» Your instructions
Take the data that follows and retype it word for word.

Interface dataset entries
::::::

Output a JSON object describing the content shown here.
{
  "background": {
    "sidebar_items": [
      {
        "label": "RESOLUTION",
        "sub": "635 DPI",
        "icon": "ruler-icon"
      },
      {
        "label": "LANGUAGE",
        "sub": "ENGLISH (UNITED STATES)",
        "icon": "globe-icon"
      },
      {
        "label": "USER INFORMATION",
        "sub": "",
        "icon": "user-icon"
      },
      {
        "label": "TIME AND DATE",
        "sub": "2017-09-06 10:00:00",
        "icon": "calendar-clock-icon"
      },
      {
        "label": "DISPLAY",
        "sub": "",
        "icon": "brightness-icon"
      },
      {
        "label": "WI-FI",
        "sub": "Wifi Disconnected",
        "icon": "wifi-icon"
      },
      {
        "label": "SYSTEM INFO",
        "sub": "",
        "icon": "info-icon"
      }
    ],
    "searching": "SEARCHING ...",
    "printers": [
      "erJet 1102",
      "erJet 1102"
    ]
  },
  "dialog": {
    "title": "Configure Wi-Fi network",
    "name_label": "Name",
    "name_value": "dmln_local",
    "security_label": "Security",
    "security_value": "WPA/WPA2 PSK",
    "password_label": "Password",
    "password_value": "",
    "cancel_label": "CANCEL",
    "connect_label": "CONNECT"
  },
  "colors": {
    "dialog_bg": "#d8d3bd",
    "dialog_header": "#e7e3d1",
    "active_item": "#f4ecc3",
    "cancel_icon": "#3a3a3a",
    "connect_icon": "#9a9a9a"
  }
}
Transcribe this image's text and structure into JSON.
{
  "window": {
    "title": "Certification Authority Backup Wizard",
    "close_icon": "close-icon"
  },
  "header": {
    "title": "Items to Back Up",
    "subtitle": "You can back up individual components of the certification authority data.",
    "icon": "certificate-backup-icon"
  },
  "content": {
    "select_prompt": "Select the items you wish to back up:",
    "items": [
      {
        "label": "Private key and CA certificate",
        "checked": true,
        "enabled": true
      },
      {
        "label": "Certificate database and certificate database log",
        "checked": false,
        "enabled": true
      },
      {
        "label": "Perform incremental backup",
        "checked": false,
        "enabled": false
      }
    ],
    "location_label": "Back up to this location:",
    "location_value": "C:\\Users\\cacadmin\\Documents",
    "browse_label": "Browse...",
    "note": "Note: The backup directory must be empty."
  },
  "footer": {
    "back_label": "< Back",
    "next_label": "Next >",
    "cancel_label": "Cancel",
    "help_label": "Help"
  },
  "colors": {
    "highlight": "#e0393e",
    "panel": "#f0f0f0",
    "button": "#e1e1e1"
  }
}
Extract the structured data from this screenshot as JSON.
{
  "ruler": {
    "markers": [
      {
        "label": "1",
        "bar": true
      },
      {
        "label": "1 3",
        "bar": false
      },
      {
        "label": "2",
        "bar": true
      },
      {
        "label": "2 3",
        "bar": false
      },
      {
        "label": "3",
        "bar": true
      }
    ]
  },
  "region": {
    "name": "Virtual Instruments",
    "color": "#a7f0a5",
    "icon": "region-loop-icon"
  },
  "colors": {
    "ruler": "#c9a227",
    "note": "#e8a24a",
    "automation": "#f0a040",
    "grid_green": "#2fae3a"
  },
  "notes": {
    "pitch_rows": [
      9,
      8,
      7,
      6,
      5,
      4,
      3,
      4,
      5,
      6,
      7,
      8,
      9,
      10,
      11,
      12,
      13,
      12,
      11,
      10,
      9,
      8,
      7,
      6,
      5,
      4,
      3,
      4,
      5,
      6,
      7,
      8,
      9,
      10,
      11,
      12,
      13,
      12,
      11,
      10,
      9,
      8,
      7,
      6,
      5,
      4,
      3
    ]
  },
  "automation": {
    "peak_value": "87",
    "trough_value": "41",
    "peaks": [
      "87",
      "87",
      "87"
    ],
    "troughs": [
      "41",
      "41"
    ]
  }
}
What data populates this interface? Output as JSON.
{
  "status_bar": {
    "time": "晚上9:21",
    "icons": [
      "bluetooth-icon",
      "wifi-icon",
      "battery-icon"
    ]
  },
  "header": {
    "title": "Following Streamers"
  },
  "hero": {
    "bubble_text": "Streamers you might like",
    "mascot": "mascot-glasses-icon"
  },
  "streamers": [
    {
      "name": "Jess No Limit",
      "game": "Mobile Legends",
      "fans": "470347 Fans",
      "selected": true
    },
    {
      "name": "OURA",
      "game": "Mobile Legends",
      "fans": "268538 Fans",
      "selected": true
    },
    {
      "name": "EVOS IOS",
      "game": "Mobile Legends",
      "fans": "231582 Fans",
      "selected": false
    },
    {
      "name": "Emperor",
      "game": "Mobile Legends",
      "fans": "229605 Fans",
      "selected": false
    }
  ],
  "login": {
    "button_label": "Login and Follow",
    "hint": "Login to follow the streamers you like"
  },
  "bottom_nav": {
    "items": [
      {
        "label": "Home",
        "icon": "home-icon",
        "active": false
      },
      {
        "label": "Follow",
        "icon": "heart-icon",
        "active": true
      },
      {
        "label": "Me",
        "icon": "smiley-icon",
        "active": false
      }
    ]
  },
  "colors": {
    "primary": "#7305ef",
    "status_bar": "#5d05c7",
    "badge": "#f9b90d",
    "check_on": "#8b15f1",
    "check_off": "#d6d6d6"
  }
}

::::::

» Response to the task
Output a JSON object describing the content shown here.
{
  "background": {
    "sidebar_items": [
      {
        "label": "RESOLUTION",
        "sub": "635 DPI",
        "icon": "ruler-icon"
      },
      {
        "label": "LANGUAGE",
        "sub": "ENGLISH (UNITED STATES)",
        "icon": "globe-icon"
      },
      {
        "label": "USER INFORMATION",
        "sub": "",
        "icon": "user-icon"
      },
      {
        "label": "TIME AND DATE",
        "sub": "2017-09-06 10:00:00",
        "icon": "calendar-clock-icon"
      },
      {
        "label": "DISPLAY",
        "sub": "",
        "icon": "brightness-icon"
      },
      {
        "label": "WI-FI",
        "sub": "Wifi Disconnected",
        "icon": "wifi-icon"
      },
      {
        "label": "SYSTEM INFO",
        "sub": "",
        "icon": "info-icon"
      }
    ],
    "searching": "SEARCHING ...",
    "printers": [
      "erJet 1102",
      "erJet 1102"
    ]
  },
  "dialog": {
    "title": "Configure Wi-Fi network",
    "name_label": "Name",
    "name_value": "dmln_local",
    "security_label": "Security",
    "security_value": "WPA/WPA2 PSK",
    "password_label": "Password",
    "password_value": "",
    "cancel_label": "CANCEL",
    "connect_label": "CONNECT"
  },
  "colors": {
    "dialog_bg": "#d8d3bd",
    "dialog_header": "#e7e3d1",
    "active_item": "#f4ecc3",
    "cancel_icon": "#3a3a3a",
    "connect_icon": "#9a9a9a"
  }
}
Transcribe this image's text and structure into JSON.
{
  "window": {
    "title": "Certification Authority Backup Wizard",
    "close_icon": "close-icon"
  },
  "header": {
    "title": "Items to Back Up",
    "subtitle": "You can back up individual components of the certification authority data.",
    "icon": "certificate-backup-icon"
  },
  "content": {
    "select_prompt": "Select the items you wish to back up:",
    "items": [
      {
        "label": "Private key and CA certificate",
        "checked": true,
        "enabled": true
      },
      {
        "label": "Certificate database and certificate database log",
        "checked": false,
        "enabled": true
      },
      {
        "label": "Perform incremental backup",
        "checked": false,
        "enabled": false
      }
    ],
    "location_label": "Back up to this location:",
    "location_value": "C:\\Users\\cacadmin\\Documents",
    "browse_label": "Browse...",
    "note": "Note: The backup directory must be empty."
  },
  "footer": {
    "back_label": "< Back",
    "next_label": "Next >",
    "cancel_label": "Cancel",
    "help_label": "Help"
  },
  "colors": {
    "highlight": "#e0393e",
    "panel": "#f0f0f0",
    "button": "#e1e1e1"
  }
}
Extract the structured data from this screenshot as JSON.
{
  "ruler": {
    "markers": [
      {
        "label": "1",
        "bar": true
      },
      {
        "label": "1 3",
        "bar": false
      },
      {
        "label": "2",
        "bar": true
      },
      {
        "label": "2 3",
        "bar": false
      },
      {
        "label": "3",
        "bar": true
      }
    ]
  },
  "region": {
    "name": "Virtual Instruments",
    "color": "#a7f0a5",
    "icon": "region-loop-icon"
  },
  "colors": {
    "ruler": "#c9a227",
    "note": "#e8a24a",
    "automation": "#f0a040",
    "grid_green": "#2fae3a"
  },
  "notes": {
    "pitch_rows": [
      9,
      8,
      7,
      6,
      5,
      4,
      3,
      4,
      5,
      6,
      7,
      8,
      9,
      10,
      11,
      12,
      13,
      12,
      11,
      10,
      9,
      8,
      7,
      6,
      5,
      4,
      3,
      4,
      5,
      6,
      7,
      8,
      9,
      10,
      11,
      12,
      13,
      12,
      11,
      10,
      9,
      8,
      7,
      6,
      5,
      4,
      3
    ]
  },
  "automation": {
    "peak_value": "87",
    "trough_value": "41",
    "peaks": [
      "87",
      "87",
      "87"
    ],
    "troughs": [
      "41",
      "41"
    ]
  }
}
What data populates this interface? Output as JSON.
{
  "status_bar": {
    "time": "晚上9:21",
    "icons": [
      "bluetooth-icon",
      "wifi-icon",
      "battery-icon"
    ]
  },
  "header": {
    "title": "Following Streamers"
  },
  "hero": {
    "bubble_text": "Streamers you might like",
    "mascot": "mascot-glasses-icon"
  },
  "streamers": [
    {
      "name": "Jess No Limit",
      "game": "Mobile Legends",
      "fans": "470347 Fans",
      "selected": true
    },
    {
      "name": "OURA",
      "game": "Mobile Legends",
      "fans": "268538 Fans",
      "selected": true
    },
    {
      "name": "EVOS IOS",
      "game": "Mobile Legends",
      "fans": "231582 Fans",
      "selected": false
    },
    {
      "name": "Emperor",
      "game": "Mobile Legends",
      "fans": "229605 Fans",
      "selected": false
    }
  ],
  "login": {
    "button_label": "Login and Follow",
    "hint": "Login to follow the streamers you like"
  },
  "bottom_nav": {
    "items": [
      {
        "label": "Home",
        "icon": "home-icon",
        "active": false
      },
      {
        "label": "Follow",
        "icon": "heart-icon",
        "active": true
      },
      {
        "label": "Me",
        "icon": "smiley-icon",
        "active": false
      }
    ]
  },
  "colors": {
    "primary": "#7305ef",
    "status_bar": "#5d05c7",
    "badge": "#f9b90d",
    "check_on": "#8b15f1",
    "check_off": "#d6d6d6"
  }
}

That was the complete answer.